Entries from a dataset of interfaces
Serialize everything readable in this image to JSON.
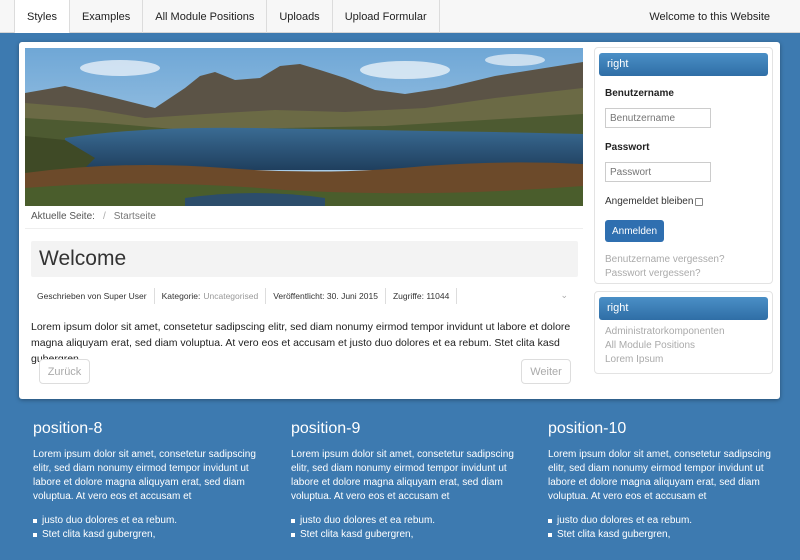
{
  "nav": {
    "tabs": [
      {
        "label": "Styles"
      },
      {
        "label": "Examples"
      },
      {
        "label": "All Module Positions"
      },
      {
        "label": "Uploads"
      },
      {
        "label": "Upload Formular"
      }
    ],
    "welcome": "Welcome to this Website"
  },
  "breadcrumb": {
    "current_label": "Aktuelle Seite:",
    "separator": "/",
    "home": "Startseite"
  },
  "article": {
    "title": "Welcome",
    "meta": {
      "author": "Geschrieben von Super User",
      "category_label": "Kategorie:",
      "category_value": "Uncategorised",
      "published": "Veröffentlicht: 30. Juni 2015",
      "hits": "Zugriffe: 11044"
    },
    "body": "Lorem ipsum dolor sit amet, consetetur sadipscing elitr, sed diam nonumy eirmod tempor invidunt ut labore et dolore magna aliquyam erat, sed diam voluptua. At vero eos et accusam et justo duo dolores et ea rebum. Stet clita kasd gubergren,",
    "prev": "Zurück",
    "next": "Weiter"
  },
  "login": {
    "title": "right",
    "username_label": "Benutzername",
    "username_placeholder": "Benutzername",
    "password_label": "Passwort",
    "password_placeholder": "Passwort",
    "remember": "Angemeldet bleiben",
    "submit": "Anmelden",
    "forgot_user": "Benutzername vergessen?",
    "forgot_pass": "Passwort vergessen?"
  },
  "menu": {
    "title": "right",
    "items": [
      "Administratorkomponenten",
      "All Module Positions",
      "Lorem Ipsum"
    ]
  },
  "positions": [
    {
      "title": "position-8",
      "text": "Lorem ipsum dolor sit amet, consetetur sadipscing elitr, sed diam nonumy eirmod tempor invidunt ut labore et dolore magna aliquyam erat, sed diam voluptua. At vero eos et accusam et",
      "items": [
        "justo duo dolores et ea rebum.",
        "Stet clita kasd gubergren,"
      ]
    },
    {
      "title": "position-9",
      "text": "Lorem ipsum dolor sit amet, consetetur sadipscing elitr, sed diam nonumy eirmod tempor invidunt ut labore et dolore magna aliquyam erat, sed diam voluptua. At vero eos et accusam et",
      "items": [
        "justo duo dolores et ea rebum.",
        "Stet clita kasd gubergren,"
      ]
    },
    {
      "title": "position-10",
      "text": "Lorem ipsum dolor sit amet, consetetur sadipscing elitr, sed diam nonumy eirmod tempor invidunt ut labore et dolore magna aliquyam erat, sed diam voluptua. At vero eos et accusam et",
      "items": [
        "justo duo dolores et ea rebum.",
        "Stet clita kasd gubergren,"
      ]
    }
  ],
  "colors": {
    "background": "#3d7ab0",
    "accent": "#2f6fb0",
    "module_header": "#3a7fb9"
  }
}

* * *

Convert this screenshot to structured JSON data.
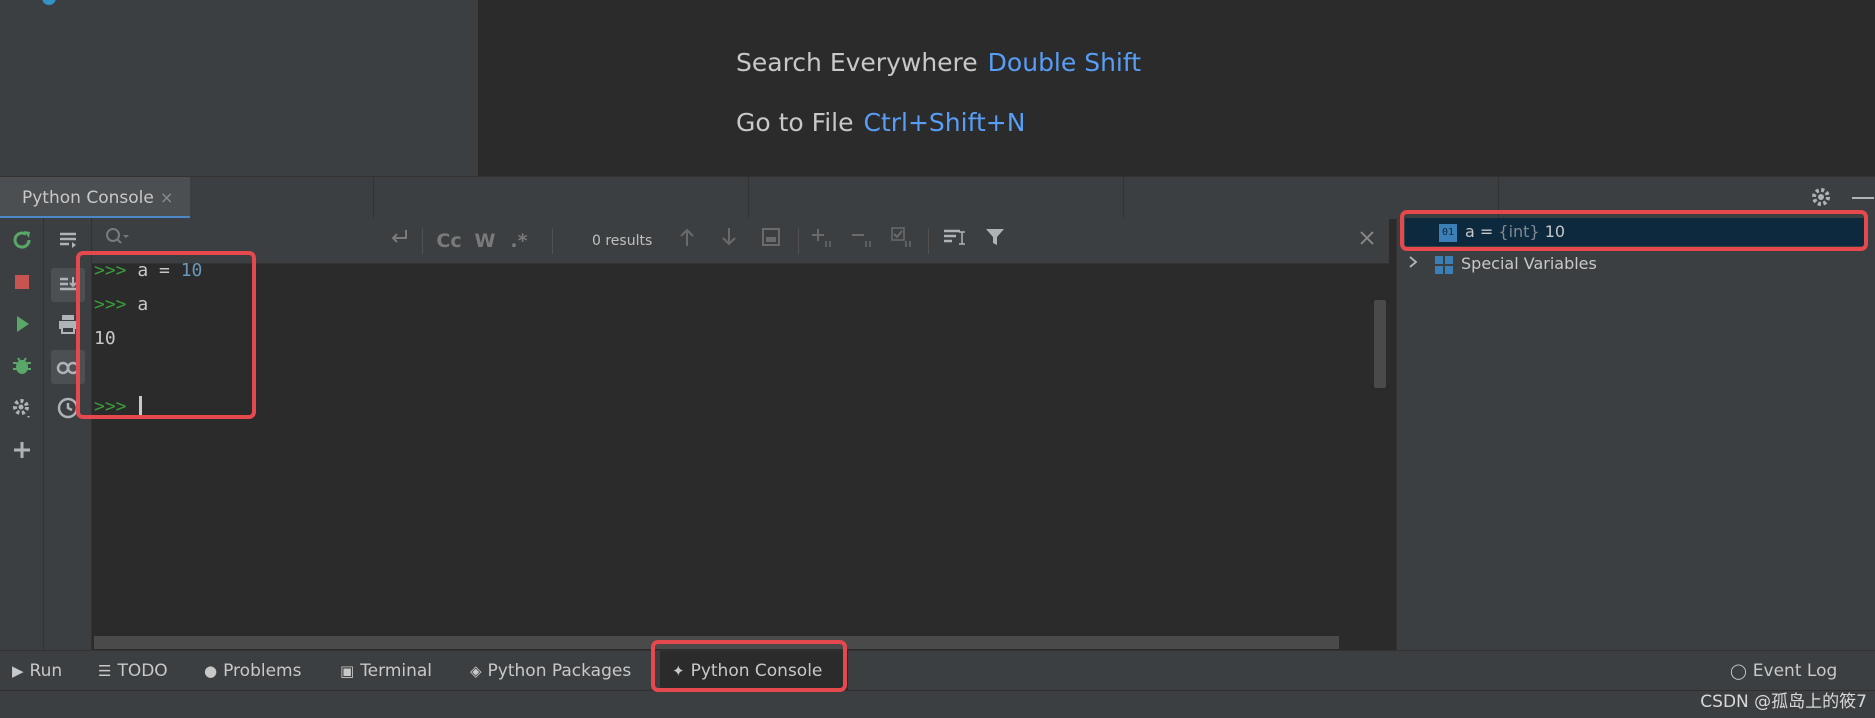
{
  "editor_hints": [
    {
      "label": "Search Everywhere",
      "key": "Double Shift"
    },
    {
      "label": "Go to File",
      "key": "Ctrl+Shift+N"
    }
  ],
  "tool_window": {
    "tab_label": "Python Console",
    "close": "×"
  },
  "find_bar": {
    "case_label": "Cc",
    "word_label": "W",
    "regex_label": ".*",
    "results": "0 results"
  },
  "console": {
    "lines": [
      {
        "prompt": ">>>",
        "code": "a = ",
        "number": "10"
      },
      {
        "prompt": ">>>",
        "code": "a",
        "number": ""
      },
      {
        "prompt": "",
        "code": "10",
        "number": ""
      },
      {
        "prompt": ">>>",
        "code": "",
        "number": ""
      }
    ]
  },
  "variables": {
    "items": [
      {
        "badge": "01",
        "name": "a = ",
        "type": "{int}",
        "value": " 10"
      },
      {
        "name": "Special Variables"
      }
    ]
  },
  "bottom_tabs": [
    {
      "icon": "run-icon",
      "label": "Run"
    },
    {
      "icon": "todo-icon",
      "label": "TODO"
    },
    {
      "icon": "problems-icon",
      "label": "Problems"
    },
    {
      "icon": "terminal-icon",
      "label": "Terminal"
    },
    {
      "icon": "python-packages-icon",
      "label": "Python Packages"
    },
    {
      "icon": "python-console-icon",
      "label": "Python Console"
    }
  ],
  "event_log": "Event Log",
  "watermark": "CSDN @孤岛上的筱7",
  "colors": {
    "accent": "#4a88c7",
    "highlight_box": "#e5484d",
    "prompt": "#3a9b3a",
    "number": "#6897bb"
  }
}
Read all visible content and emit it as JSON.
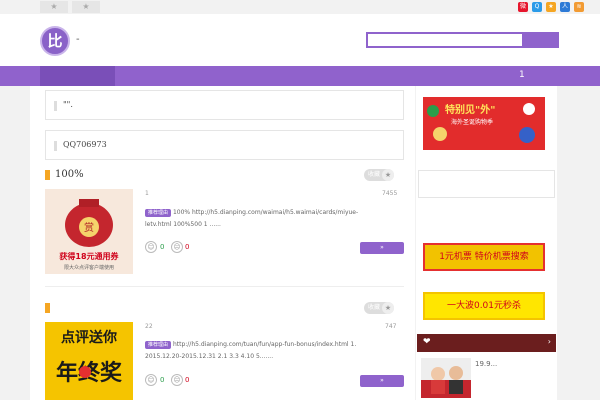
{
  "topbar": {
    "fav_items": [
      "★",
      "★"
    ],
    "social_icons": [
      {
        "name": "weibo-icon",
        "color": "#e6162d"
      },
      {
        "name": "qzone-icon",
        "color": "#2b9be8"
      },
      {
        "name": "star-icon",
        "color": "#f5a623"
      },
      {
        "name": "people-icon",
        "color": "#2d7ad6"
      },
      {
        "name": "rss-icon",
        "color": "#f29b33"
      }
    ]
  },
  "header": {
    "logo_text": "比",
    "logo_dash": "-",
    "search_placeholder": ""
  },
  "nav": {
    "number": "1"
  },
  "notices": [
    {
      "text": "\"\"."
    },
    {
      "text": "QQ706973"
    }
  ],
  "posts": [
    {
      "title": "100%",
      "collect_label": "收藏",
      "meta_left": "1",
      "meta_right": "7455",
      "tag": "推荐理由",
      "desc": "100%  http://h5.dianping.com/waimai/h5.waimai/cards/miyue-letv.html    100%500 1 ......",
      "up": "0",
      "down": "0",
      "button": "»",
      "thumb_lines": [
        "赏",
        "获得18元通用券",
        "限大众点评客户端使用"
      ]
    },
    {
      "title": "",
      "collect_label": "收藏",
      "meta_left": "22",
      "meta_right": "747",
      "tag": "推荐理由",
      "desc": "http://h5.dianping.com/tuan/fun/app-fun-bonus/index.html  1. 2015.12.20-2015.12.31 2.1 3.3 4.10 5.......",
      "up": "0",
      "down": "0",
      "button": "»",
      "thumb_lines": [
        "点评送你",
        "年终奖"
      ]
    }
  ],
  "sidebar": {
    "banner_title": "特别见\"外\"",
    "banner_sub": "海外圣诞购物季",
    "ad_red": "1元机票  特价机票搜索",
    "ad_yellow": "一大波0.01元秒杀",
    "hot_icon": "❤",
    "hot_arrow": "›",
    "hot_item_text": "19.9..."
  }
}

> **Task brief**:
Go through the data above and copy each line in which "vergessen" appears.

> **Exercise solution**:
    "forgot_user": "Benutzername vergessen?",
    "forgot_pass": "Passwort vergessen?"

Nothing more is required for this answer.